*Goal of the exercise*.
Return each line of the entries that holds the string "subtitle".

-- Source data follows --

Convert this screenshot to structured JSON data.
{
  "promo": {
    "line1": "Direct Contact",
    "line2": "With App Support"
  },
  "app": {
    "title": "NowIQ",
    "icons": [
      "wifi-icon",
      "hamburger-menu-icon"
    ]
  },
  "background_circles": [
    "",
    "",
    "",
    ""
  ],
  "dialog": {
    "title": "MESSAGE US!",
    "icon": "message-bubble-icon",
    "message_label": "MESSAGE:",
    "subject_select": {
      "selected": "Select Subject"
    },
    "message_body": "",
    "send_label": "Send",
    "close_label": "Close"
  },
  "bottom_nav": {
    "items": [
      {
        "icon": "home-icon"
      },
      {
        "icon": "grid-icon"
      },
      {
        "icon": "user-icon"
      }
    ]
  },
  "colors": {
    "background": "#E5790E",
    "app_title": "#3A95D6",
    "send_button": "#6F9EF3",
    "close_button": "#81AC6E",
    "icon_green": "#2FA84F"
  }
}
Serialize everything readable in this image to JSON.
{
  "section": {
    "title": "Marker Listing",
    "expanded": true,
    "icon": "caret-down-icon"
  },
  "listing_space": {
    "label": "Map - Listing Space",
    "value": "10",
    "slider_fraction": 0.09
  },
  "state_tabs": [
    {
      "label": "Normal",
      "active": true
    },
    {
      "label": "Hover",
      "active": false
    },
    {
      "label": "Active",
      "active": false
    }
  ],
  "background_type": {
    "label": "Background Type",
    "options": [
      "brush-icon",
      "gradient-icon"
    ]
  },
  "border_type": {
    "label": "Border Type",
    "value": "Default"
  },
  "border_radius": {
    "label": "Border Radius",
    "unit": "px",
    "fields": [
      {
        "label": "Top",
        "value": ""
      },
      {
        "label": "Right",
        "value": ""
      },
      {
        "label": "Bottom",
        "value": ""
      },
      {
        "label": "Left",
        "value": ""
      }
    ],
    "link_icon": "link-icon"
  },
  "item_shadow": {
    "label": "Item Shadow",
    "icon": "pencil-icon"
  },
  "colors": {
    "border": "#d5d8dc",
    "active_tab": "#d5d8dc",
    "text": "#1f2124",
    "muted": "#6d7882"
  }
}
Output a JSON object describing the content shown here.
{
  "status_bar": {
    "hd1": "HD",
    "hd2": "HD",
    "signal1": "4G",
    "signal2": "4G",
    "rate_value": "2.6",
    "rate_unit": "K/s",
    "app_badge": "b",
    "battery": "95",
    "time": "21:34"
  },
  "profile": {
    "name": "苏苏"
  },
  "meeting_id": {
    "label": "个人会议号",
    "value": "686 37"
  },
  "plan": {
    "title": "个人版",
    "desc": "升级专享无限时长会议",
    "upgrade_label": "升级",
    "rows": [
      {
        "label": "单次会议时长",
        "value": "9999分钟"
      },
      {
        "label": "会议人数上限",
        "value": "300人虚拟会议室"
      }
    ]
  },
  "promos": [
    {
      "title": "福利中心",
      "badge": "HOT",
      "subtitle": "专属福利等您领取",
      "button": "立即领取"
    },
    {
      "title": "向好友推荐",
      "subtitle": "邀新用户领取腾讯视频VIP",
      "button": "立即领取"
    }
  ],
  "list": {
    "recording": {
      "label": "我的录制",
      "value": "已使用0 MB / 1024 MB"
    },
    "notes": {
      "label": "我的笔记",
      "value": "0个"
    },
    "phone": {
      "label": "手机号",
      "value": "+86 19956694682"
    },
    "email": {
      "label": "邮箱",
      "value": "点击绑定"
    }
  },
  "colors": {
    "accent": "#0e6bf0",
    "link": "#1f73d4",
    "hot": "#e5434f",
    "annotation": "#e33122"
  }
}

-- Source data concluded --

*Written answer*.
      "subtitle": "专属福利等您领取",
      "subtitle": "邀新用户领取腾讯视频VIP",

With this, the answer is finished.